Thursday, while the American public fixed its gaze upon the smoky outlines of Pittsburgh, the rest of the world watched with a growing interest the tiny town of Locarno where two old enemies, Germany and France, were trying with the help of their neighbors to covenant a lasting peace. And a treaty was born at Locarno, a treaty which may mean the salvation of Western Europe. For Germany and France have at last created a land barrier between them which is to remain forever neutral soil, and in the contingency that either of them crosses this zone for the purpose of making war, Italy and England have agreed to come to the aid of the other. The document further pledges both nations to submit to arbitration all issues which at any time arise between them. Most important of all, however, is the simple statement which prefaces the more detailed treaty proper, namely: that France and Germany pledge a permanent peace.

Once again, then, hope flickers before the tired eyes of the nations. Yet there have been other promises in other treaties, and men in the fury of their vengeance or their lust have forgotten the promises and destroyed the treaties. Now a new document lies on the table of the conference at Locarno. Dare one hope that this may serve as the safeguard of a lasting peace?

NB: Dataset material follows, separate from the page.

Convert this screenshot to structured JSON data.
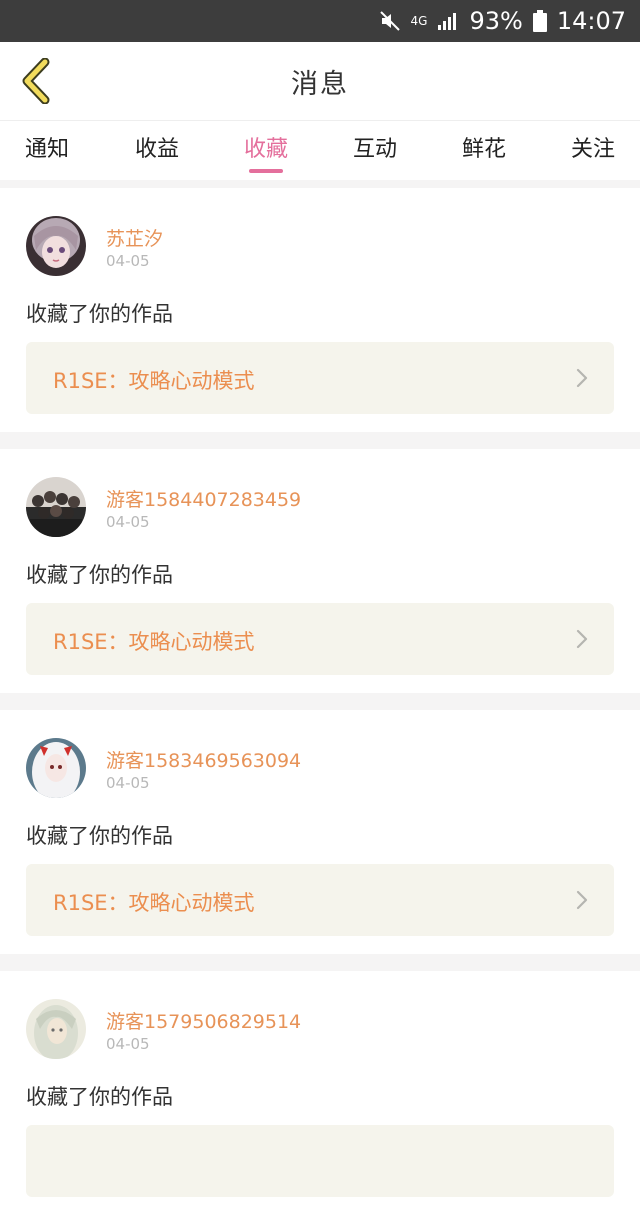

Surely there are certain aspects of the case which might lead to this hope. For this treaty has been formulated in an atmosphere of peace--not of war, for the passions of the struggle have had six years to cool. These diplomats see peace as an economic necessity, and they are willing to sacrifice something for it. Evidently, the world is at last worried about its eternal warring, so worried as to attempt the novel in preventing war. Therefore, the person who cherishes any delight in the results of the gathering beside the waters of Lake Maggiore is not insanely sanguine. For a few moments, at least, one really dares to hope.